Woke up this morning to a dull state of malaise, as my husband put it. No real headache, no real nausea, just a general state of dull discomfort. Part of me wanted to close my eyes and drift off again, and try waking up several hours later. Part of me wanted to get out of bed, go for a walk with the dog and try to shake off the cobwebs blurring my mind.
And I wanted food.
It was that darned skeeter pee that kicked my ass last night. I mean last thing I remember, is sitting outside on our patio, talking vividly about the storytelling legacy I got from my grandparents. Then I wake up naked in bed (I always sleep naked), and my husband is telling me about stuff that I was doing in the evening before going to bed, but I. do. not. remember. I mean, skeeter pee. Damned skeeter pee!
I told my husband he must've been dreaming all that stuff, surely I'd remember. But I really don't know…
So we got up. I took the dog for a walk, but it didn't have the expected effect on my fuzzy mind, for the temperature was already hitting 25C and the humidity probably 40%. Milky air, no help in clearing my head. Shower helped a bit, as did the freddo cappucino and fritatta. Still, several hours later when husband started talking about going to the store, I did not feel like a human being yet.
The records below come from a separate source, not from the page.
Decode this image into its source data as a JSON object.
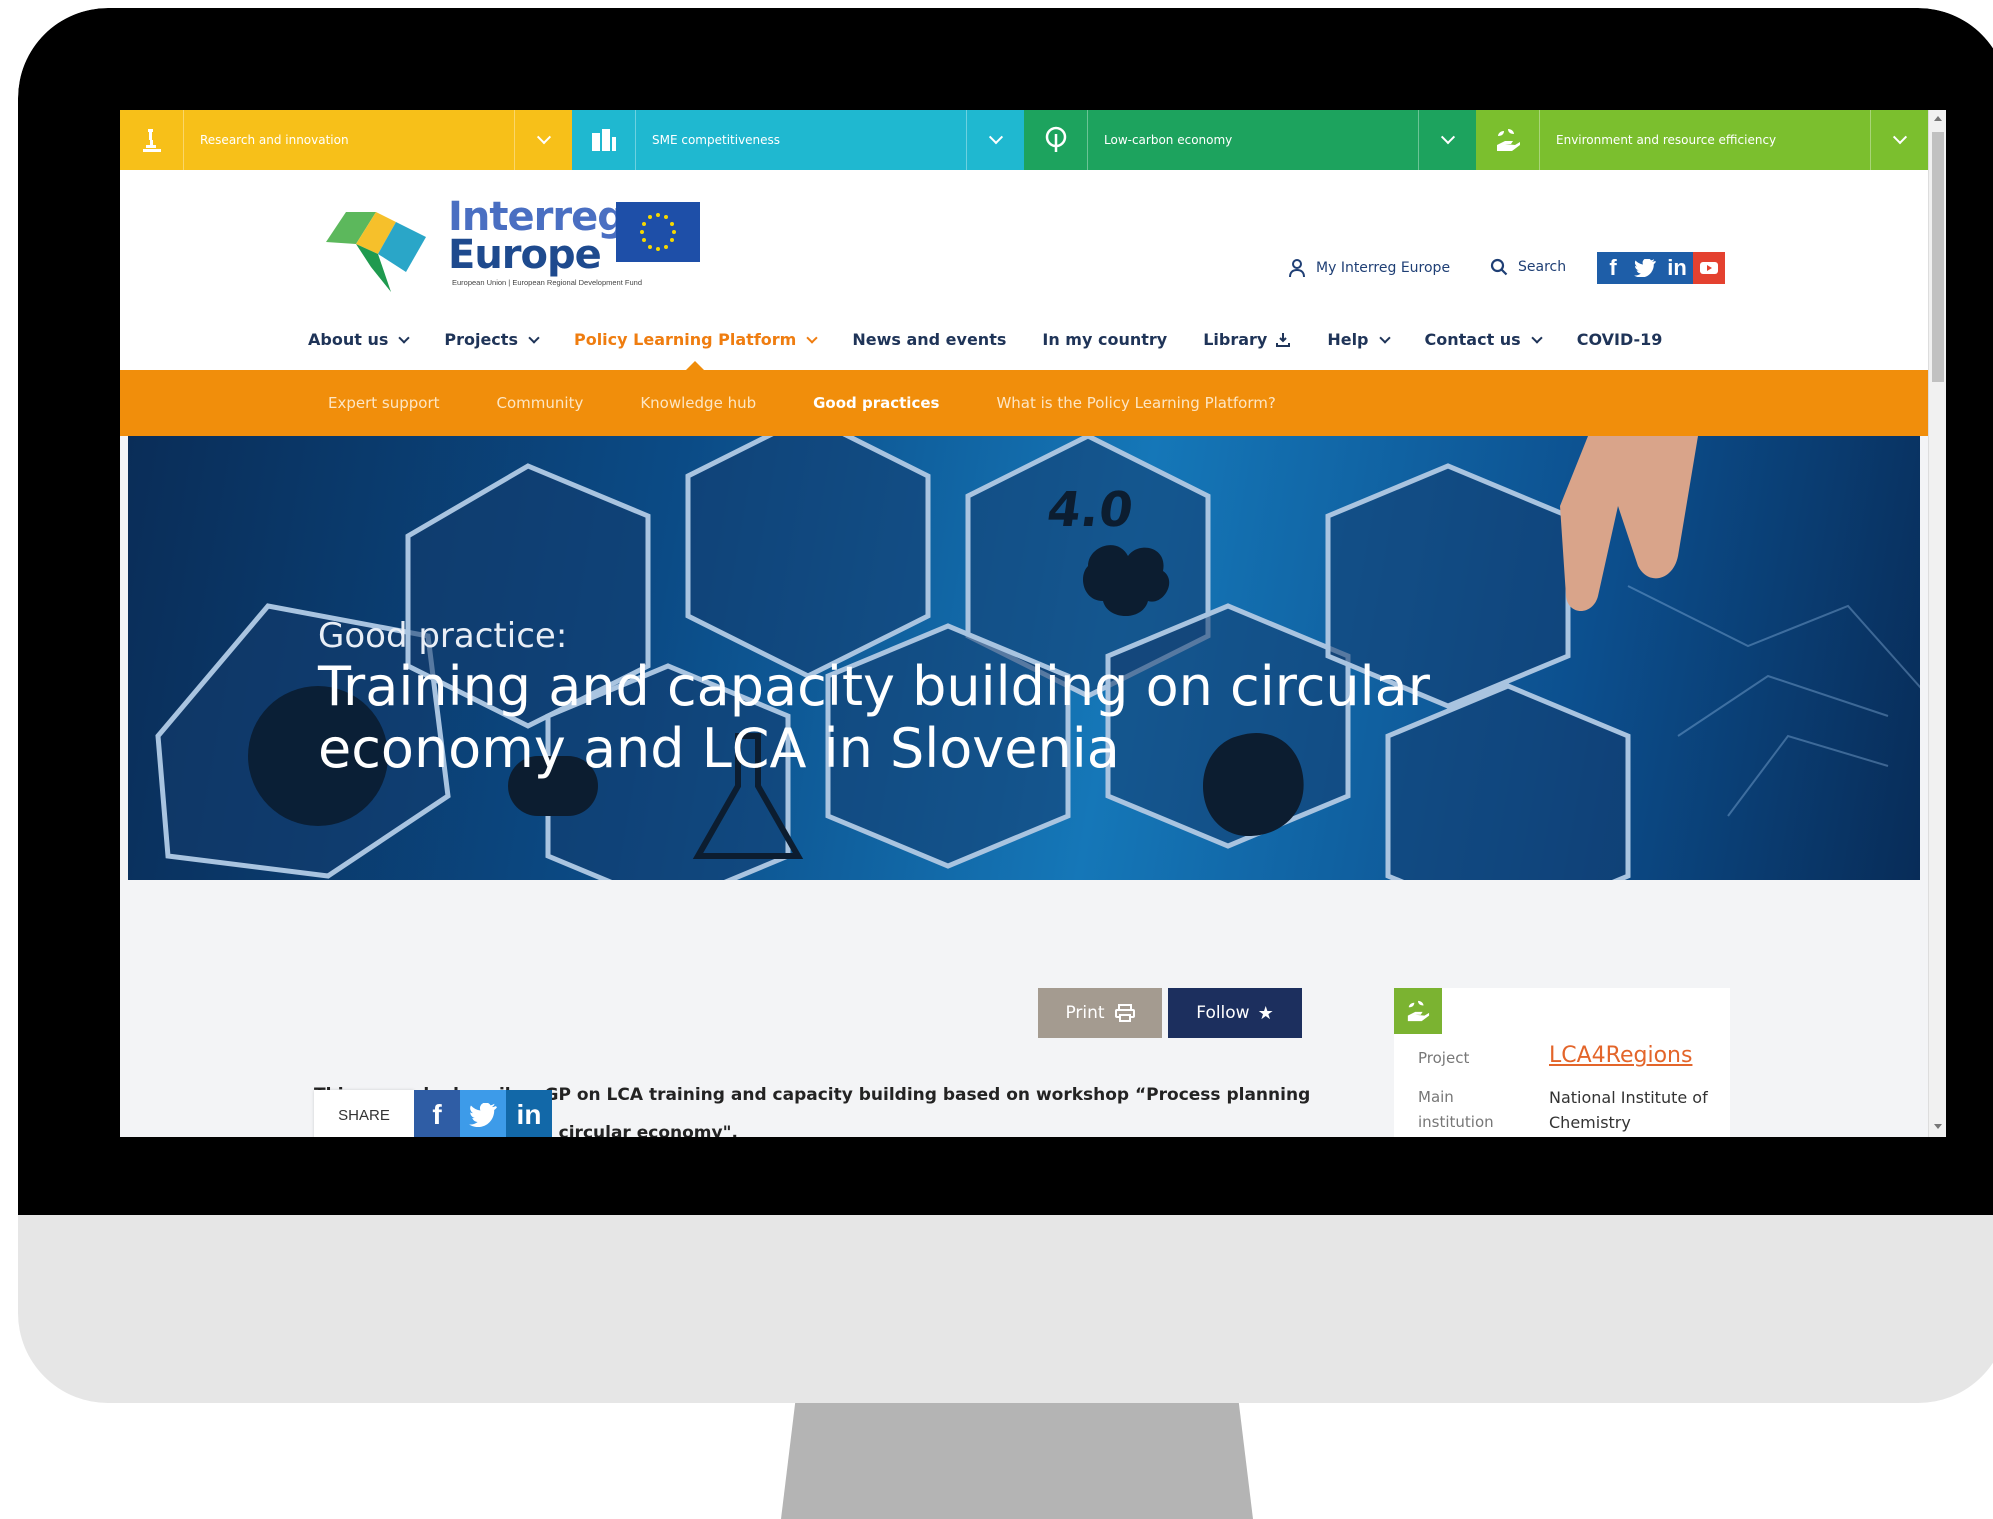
{
  "theme_bar": [
    {
      "label": "Research and innovation",
      "icon": "microscope-icon",
      "color": "#f7c019"
    },
    {
      "label": "SME competitiveness",
      "icon": "buildings-icon",
      "color": "#1fb8d0"
    },
    {
      "label": "Low-carbon economy",
      "icon": "tree-icon",
      "color": "#1da35e"
    },
    {
      "label": "Environment and resource efficiency",
      "icon": "hand-plant-icon",
      "color": "#7bbf2e"
    }
  ],
  "logo": {
    "line1": "Interreg",
    "line2": "Europe",
    "subtitle": "European Union | European Regional Development Fund"
  },
  "header": {
    "my_interreg": "My Interreg Europe",
    "search": "Search"
  },
  "main_nav": [
    {
      "label": "About us",
      "has_dropdown": true
    },
    {
      "label": "Projects",
      "has_dropdown": true
    },
    {
      "label": "Policy Learning Platform",
      "has_dropdown": true,
      "active": true
    },
    {
      "label": "News and events",
      "has_dropdown": false
    },
    {
      "label": "In my country",
      "has_dropdown": false
    },
    {
      "label": "Library",
      "has_dropdown": false
    },
    {
      "label": "Help",
      "has_dropdown": true
    },
    {
      "label": "Contact us",
      "has_dropdown": true
    },
    {
      "label": "COVID-19",
      "has_dropdown": false
    }
  ],
  "sub_nav": [
    {
      "label": "Expert support"
    },
    {
      "label": "Community"
    },
    {
      "label": "Knowledge hub"
    },
    {
      "label": "Good practices",
      "active": true
    },
    {
      "label": "What is the Policy Learning Platform?"
    }
  ],
  "hero": {
    "kicker": "Good practice:",
    "title": "Training and capacity building on circular economy and LCA in Slovenia"
  },
  "actions": {
    "print": "Print",
    "follow": "Follow"
  },
  "intro_text": "This example describes GP on LCA training and capacity building based on workshop “Process planning and decision making in a circular economy\".",
  "share": {
    "label": "SHARE"
  },
  "side_card": {
    "project_label": "Project",
    "project_value": "LCA4Regions",
    "institution_label_1": "Main",
    "institution_label_2": "institution",
    "institution_value": "National Institute of Chemistry"
  },
  "colors": {
    "accent_orange": "#f18e0b",
    "navy": "#1c2f5e"
  }
}
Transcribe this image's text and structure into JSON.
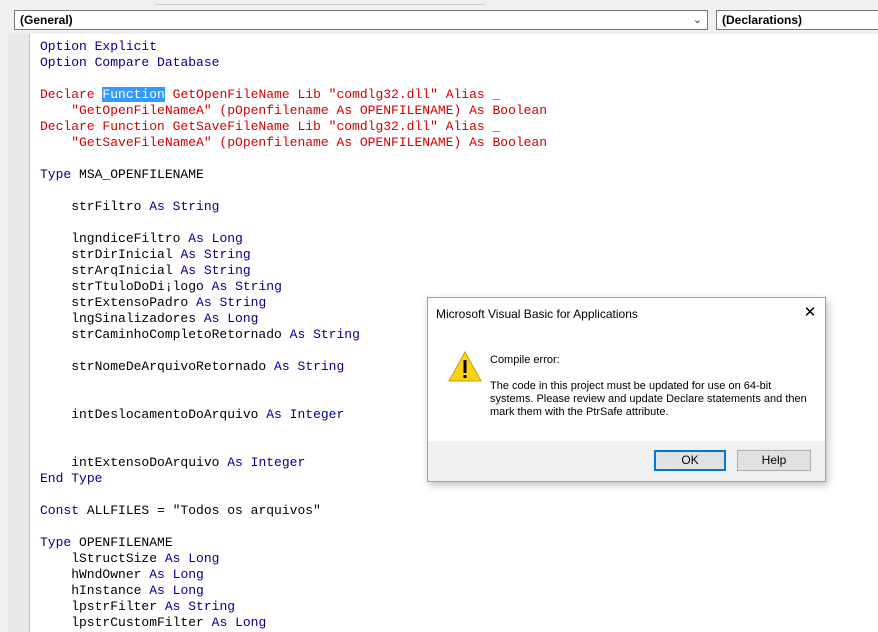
{
  "toolbar": {
    "object_combo": "(General)",
    "procedure_combo": "(Declarations)"
  },
  "code": {
    "lines": [
      [
        "Option Explicit"
      ],
      [
        "Option Compare Database"
      ],
      [
        ""
      ],
      [
        "Declare ",
        "Function",
        " GetOpenFileName Lib \"comdlg32.dll\" Alias _"
      ],
      [
        "    \"GetOpenFileNameA\" (pOpenfilename As OPENFILENAME) As Boolean"
      ],
      [
        "Declare Function GetSaveFileName Lib \"comdlg32.dll\" Alias _"
      ],
      [
        "    \"GetSaveFileNameA\" (pOpenfilename As OPENFILENAME) As Boolean"
      ],
      [
        ""
      ],
      [
        "Type MSA_OPENFILENAME"
      ],
      [
        ""
      ],
      [
        "    strFiltro As String"
      ],
      [
        ""
      ],
      [
        "    lngndiceFiltro As Long"
      ],
      [
        "    strDirInicial As String"
      ],
      [
        "    strArqInicial As String"
      ],
      [
        "    strTtuloDoDi¡logo As String"
      ],
      [
        "    strExtensoPadro As String"
      ],
      [
        "    lngSinalizadores As Long"
      ],
      [
        "    strCaminhoCompletoRetornado As String"
      ],
      [
        ""
      ],
      [
        "    strNomeDeArquivoRetornado As String"
      ],
      [
        ""
      ],
      [
        ""
      ],
      [
        "    intDeslocamentoDoArquivo As Integer"
      ],
      [
        ""
      ],
      [
        ""
      ],
      [
        "    intExtensoDoArquivo As Integer"
      ],
      [
        "End Type"
      ],
      [
        ""
      ],
      [
        "Const ALLFILES = \"Todos os arquivos\""
      ],
      [
        ""
      ],
      [
        "Type OPENFILENAME"
      ],
      [
        "    lStructSize As Long"
      ],
      [
        "    hWndOwner As Long"
      ],
      [
        "    hInstance As Long"
      ],
      [
        "    lpstrFilter As String"
      ],
      [
        "    lpstrCustomFilter As Long"
      ]
    ]
  },
  "dialog": {
    "title": "Microsoft Visual Basic for Applications",
    "close_glyph": "✕",
    "heading": "Compile error:",
    "message": "The code in this project must be updated for use on 64-bit systems.  Please review and update Declare statements and then mark them with the PtrSafe attribute.",
    "ok_label": "OK",
    "help_label": "Help",
    "icon": "warning-icon"
  },
  "colors": {
    "keyword": "#00008b",
    "error_line": "#d40000",
    "selection": "#3399ff",
    "ok_focus": "#0078d7"
  }
}
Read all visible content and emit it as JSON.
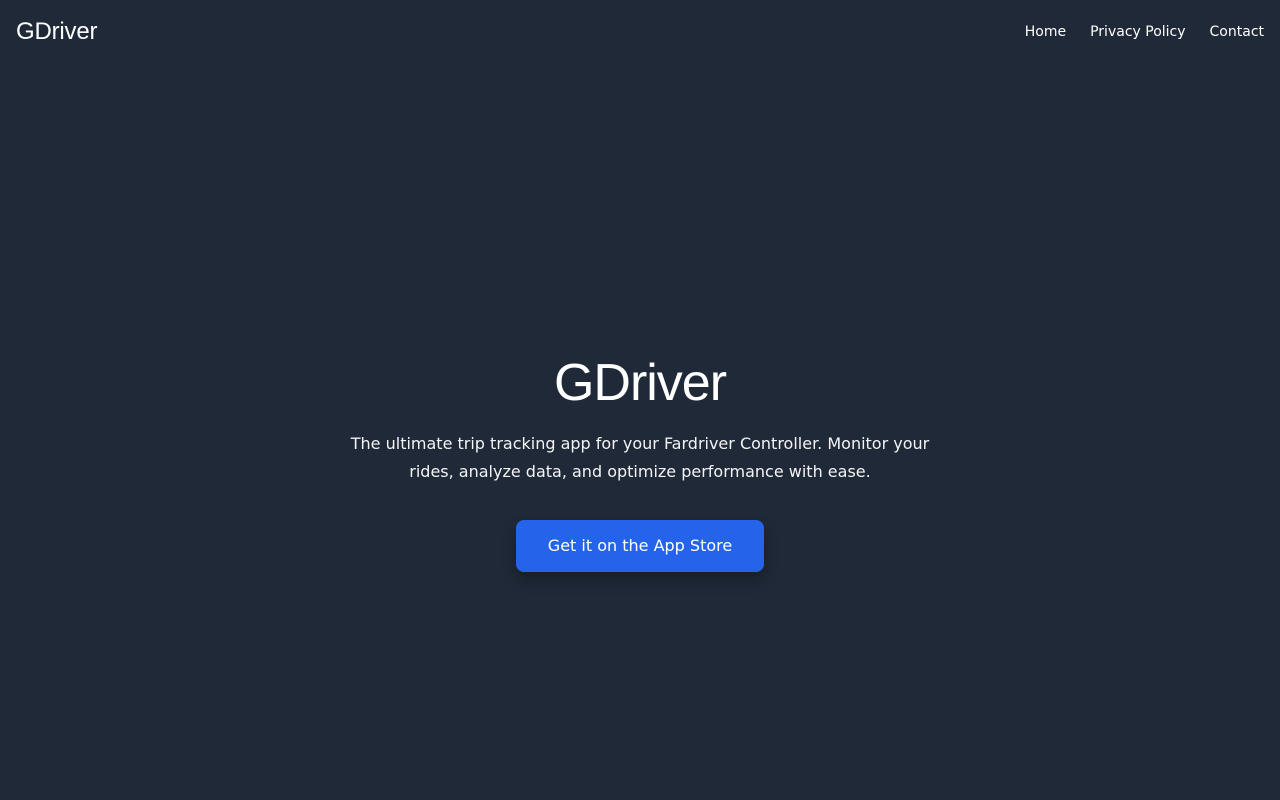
{
  "header": {
    "brand": "GDriver",
    "nav": [
      {
        "label": "Home"
      },
      {
        "label": "Privacy Policy"
      },
      {
        "label": "Contact"
      }
    ]
  },
  "hero": {
    "title": "GDriver",
    "description": "The ultimate trip tracking app for your Fardriver Controller. Monitor your rides, analyze data, and optimize performance with ease.",
    "cta_label": "Get it on the App Store"
  },
  "colors": {
    "background": "#1f2937",
    "accent": "#2563eb",
    "text": "#ffffff"
  }
}
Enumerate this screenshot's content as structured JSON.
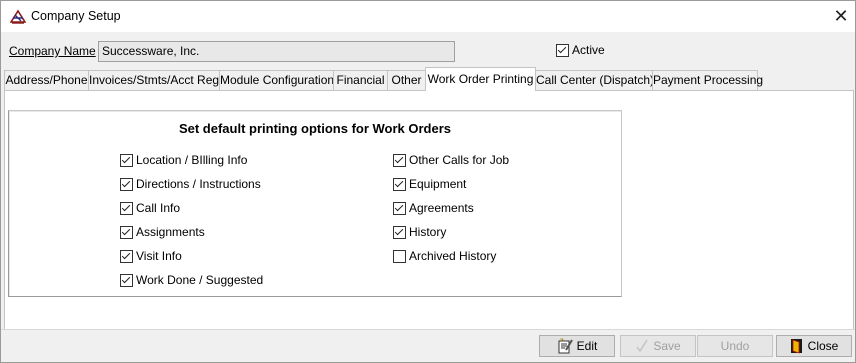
{
  "window": {
    "title": "Company Setup"
  },
  "company": {
    "label": "Company Name",
    "value": "Successware, Inc.",
    "active_label": "Active",
    "active_checked": true
  },
  "tabs": [
    {
      "label": "Address/Phone"
    },
    {
      "label": "Invoices/Stmts/Acct Reg"
    },
    {
      "label": "Module Configuration"
    },
    {
      "label": "Financial"
    },
    {
      "label": "Other"
    },
    {
      "label": "Work Order Printing"
    },
    {
      "label": "Call Center (Dispatch)"
    },
    {
      "label": "Payment Processing"
    }
  ],
  "selected_tab": "Work Order Printing",
  "printing": {
    "heading": "Set default printing options for Work Orders",
    "left": [
      {
        "label": "Location / BIlling Info",
        "checked": true
      },
      {
        "label": "Directions / Instructions",
        "checked": true
      },
      {
        "label": "Call Info",
        "checked": true
      },
      {
        "label": "Assignments",
        "checked": true
      },
      {
        "label": "Visit Info",
        "checked": true
      },
      {
        "label": "Work Done / Suggested",
        "checked": true
      }
    ],
    "right": [
      {
        "label": "Other Calls for Job",
        "checked": true
      },
      {
        "label": "Equipment",
        "checked": true
      },
      {
        "label": "Agreements",
        "checked": true
      },
      {
        "label": "History",
        "checked": true
      },
      {
        "label": "Archived History",
        "checked": false
      }
    ]
  },
  "buttons": {
    "edit": "Edit",
    "save": "Save",
    "undo": "Undo",
    "close": "Close"
  },
  "colors": {
    "tab_border": "#c4c4c4",
    "disabled_text": "#a0a0a0"
  }
}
I gave up and took a Burana.
We left the dog upstairs to the air conditioned part of the house, hauled milk cartons and bottles and other recyclables to the car and I asked husband if he had the house key. “I've got it”, was the reply. I didn't find mine in my purse, so I imagined it was in the foyer while I was leaving through the back door. I was contented with the answer and locked the door behind me.
Right when I turned the corner of the house, husband called out: “Shit! I HAD the key, but now I don't have it!” He'd misplaced it; it had slipped *somewhere* when he thought he pocketed it. And no, I still did not find mine in my purse. And the dog was crying and barking in the house. I needed to get inside to fetch my key.
Normally, that would be a problem unless we could find one of the daughters for a key. But it so happened that there was a window open in the first floor, to one of the daughters' rooms. And it so happened that my husband's Mercedes is parked right underneath of that window. Well, almost, anyway. So I climbed on the roof of the car, but there was still a gap of nearly a meter between the house and the car – and believe me it was too much for me to jump even though I could reach the window.
Husband came to help me. He stood between the car and the house and offered his shoulders as stepping stones for me. That got me close enough and I climbed to the window sill and inched my way through the window crack. Those windows don't open too wide, but fortunately I am still slim enough to fit :D
I opened the front door for husband and looked for my keys. Not there, not in the hook where I imagined they would be hanging. I took our spare key from the drawer with me and off we went. I found my house key in my purse after all, only in the wrong pocket. Husband found his in one of the recyclables bags. Sheez. We had three keys with us now :D But climbing through that window was a first for me and fun!
Three stores and almost two hours later we returned home. The dog had quieted down, but started whimpering again as soon as she heard our car doors. She really is not getting used to staying alone :(
We carried several bags of groceries home, put the stuff away and I opened my can of gin long drink. Dog's hair, my husband called it. Recovery drink. I finally started to feel ok after having a few sips of that, and a couple slices of salami and mortadella. The dog got a few snack bites too. I tried to fix her snack bone too, bent over to pick up something from the patio and snapped up cursing enough to make a drunken sailor blush.
I had got a splinter right underneath of my fingernail! It was sticking out a bit, so I imagined it would be easy to just pull it out with tweezers. Husband (“the most accident prone person I have ever known is my own honey”) went for the tweezers and came outside to try to pull the splinter out. He sort of succeeded too. He got part of it out, but damned if our patio is not half rotten or something; half of the splinter stayed underneath of my nail.
“This requires some needle work”, I told husband and he went to get a needle. I poked around with it myself, trying to dig the splinter out. With little success. So I cut the nail as short as I could and poked some more. Finally I had had enough. “I'll just get a knife and cut my finger with it to get that stick!” Husband brought me sharp little kitchen knife. I didn't have to even cut my finger too much, and the splinter came out.
“You know, this wasn't the first time I did that. Back when I was a kid I always carried my knife at the summer place, as I roamed around carving stuff. Of course I would also get splinters and then I'd just dig them out with the knife for that was my only option. I may be accident prone but at least I deal with the stuff without panicking and screaming and all that girly shit.”
Splinter issue solved we started to fix dinner. I cleaned out 22 minnows and husband then grilled them. I'm used to dealing with fish even if I'm not really interested in fishing. Back at that same summer place my dad used to catch like tons of minnows with nets and nobody even asked if I wanted to participate in the cleaning of them. Everybody did.
After our excellent dinner of crispy grilled minnows and sweet onions and tomato and mozzarella salad we went for a longish walk with the dog. She was running free in the fields, but obviously a bit tired already. We walked to say hi to some horses at Haltiala farm and then back home. It was a lovely mellow warm evening, and the world seemed just about perfect, all my worries miles away.